### Your task
If a line of the data below holds the word "duration", list it.

### Input data
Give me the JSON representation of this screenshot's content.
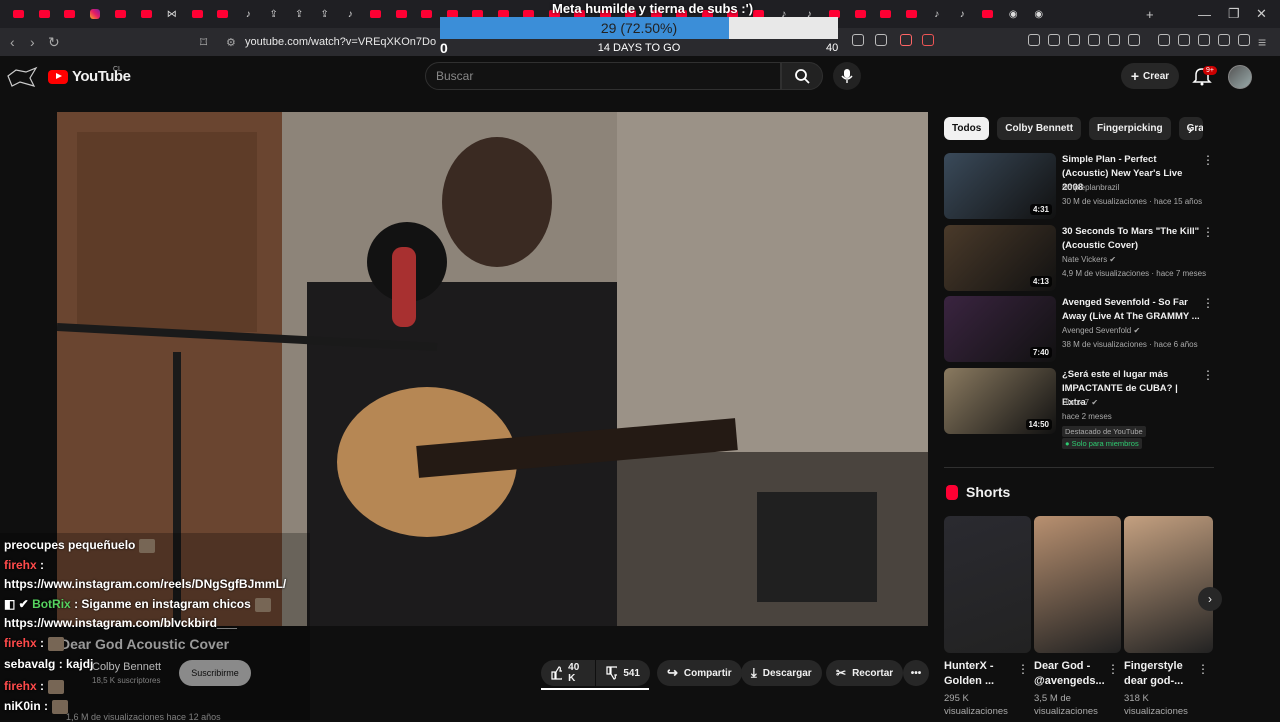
{
  "browser": {
    "tab_icons": [
      "yt",
      "yt",
      "yt",
      "ig",
      "yt",
      "yt",
      "ak",
      "yt",
      "yt",
      "tk",
      "up",
      "up",
      "up",
      "tk",
      "yt",
      "yt",
      "yt",
      "yt",
      "yt",
      "yt",
      "yt",
      "yt",
      "yt",
      "yt",
      "yt",
      "yt",
      "yt",
      "yt",
      "yt",
      "yt",
      "tk",
      "tk",
      "yt",
      "yt",
      "yt",
      "yt",
      "tk",
      "tk",
      "yt",
      "chrome",
      "chrome"
    ],
    "url": "youtube.com/watch?v=VREqXKOn7Do"
  },
  "overlay": {
    "title": "Meta humilde y tierna de subs :')",
    "progress_text": "29 (72.50%)",
    "progress_fraction": 0.725,
    "min_label": "0",
    "max_label": "40",
    "days_label": "14 DAYS TO GO"
  },
  "header": {
    "logo_text": "YouTube",
    "country": "CL",
    "search_placeholder": "Buscar",
    "create_label": "Crear",
    "notif_badge": "9+"
  },
  "chips": [
    "Todos",
    "Colby Bennett",
    "Fingerpicking",
    "Grab"
  ],
  "recommendations": [
    {
      "title": "Simple Plan - Perfect (Acoustic) New Year's Live 2008",
      "channel": "simpleplanbrazil",
      "verified": false,
      "meta": "30 M de visualizaciones · hace 15 años",
      "duration": "4:31",
      "color": "#3a4a5a"
    },
    {
      "title": "30 Seconds To Mars \"The Kill\" (Acoustic Cover)",
      "channel": "Nate Vickers",
      "verified": true,
      "meta": "4,9 M de visualizaciones · hace 7 meses",
      "duration": "4:13",
      "color": "#4a3a2a"
    },
    {
      "title": "Avenged Sevenfold - So Far Away (Live At The GRAMMY ...",
      "channel": "Avenged Sevenfold",
      "verified": true,
      "meta": "38 M de visualizaciones · hace 6 años",
      "duration": "7:40",
      "color": "#3a2440"
    },
    {
      "title": "¿Será este el lugar más IMPACTANTE de CUBA? | Extra",
      "channel": "Claux.7",
      "verified": true,
      "meta": "hace 2 meses",
      "duration": "14:50",
      "color": "#8a7a60",
      "pill1": "Destacado de YouTube",
      "pill2": "Solo para miembros"
    }
  ],
  "shorts": {
    "heading": "Shorts",
    "items": [
      {
        "title": "HunterX - Golden ...",
        "views": "295 K visualizaciones",
        "color": "#2a2a30"
      },
      {
        "title": "Dear God - @avengeds...",
        "views": "3,5 M de visualizaciones",
        "color": "#b89070"
      },
      {
        "title": "Fingerstyle dear god-...",
        "views": "318 K visualizaciones",
        "color": "#c4a080"
      }
    ]
  },
  "video": {
    "title": "Dear God Acoustic Cover",
    "channel_name": "Colby Bennett",
    "subscribers": "18,5 K suscriptores",
    "subscribe_label": "Suscribirme",
    "like_count": "40 K",
    "dislike_count": "541",
    "share_label": "Compartir",
    "download_label": "Descargar",
    "clip_label": "Recortar",
    "views_line": "1,6 M de visualizaciones  hace 12 años"
  },
  "chat": [
    {
      "user": "",
      "text": "preocupes pequeñuelo",
      "emote": true
    },
    {
      "user": "firehx",
      "text": ":",
      "emote": false
    },
    {
      "user": "",
      "text": "https://www.instagram.com/reels/DNgSgfBJmmL/",
      "emote": false
    },
    {
      "user": "BotRix",
      "text": ": Siganme en instagram chicos",
      "emote": true,
      "bot": true
    },
    {
      "user": "",
      "text": "https://www.instagram.com/blvckbird___",
      "emote": false
    },
    {
      "user": "firehx",
      "text": ":",
      "emote": true
    },
    {
      "user": "sebavalg",
      "text": ": kajdj",
      "emote": false,
      "white": true
    },
    {
      "user": "firehx",
      "text": ":",
      "emote": true
    },
    {
      "user": "niK0in",
      "text": ":",
      "emote": true,
      "white": true
    }
  ]
}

### Task response
      "duration": "4:31",
      "duration": "4:13",
      "duration": "7:40",
      "duration": "14:50",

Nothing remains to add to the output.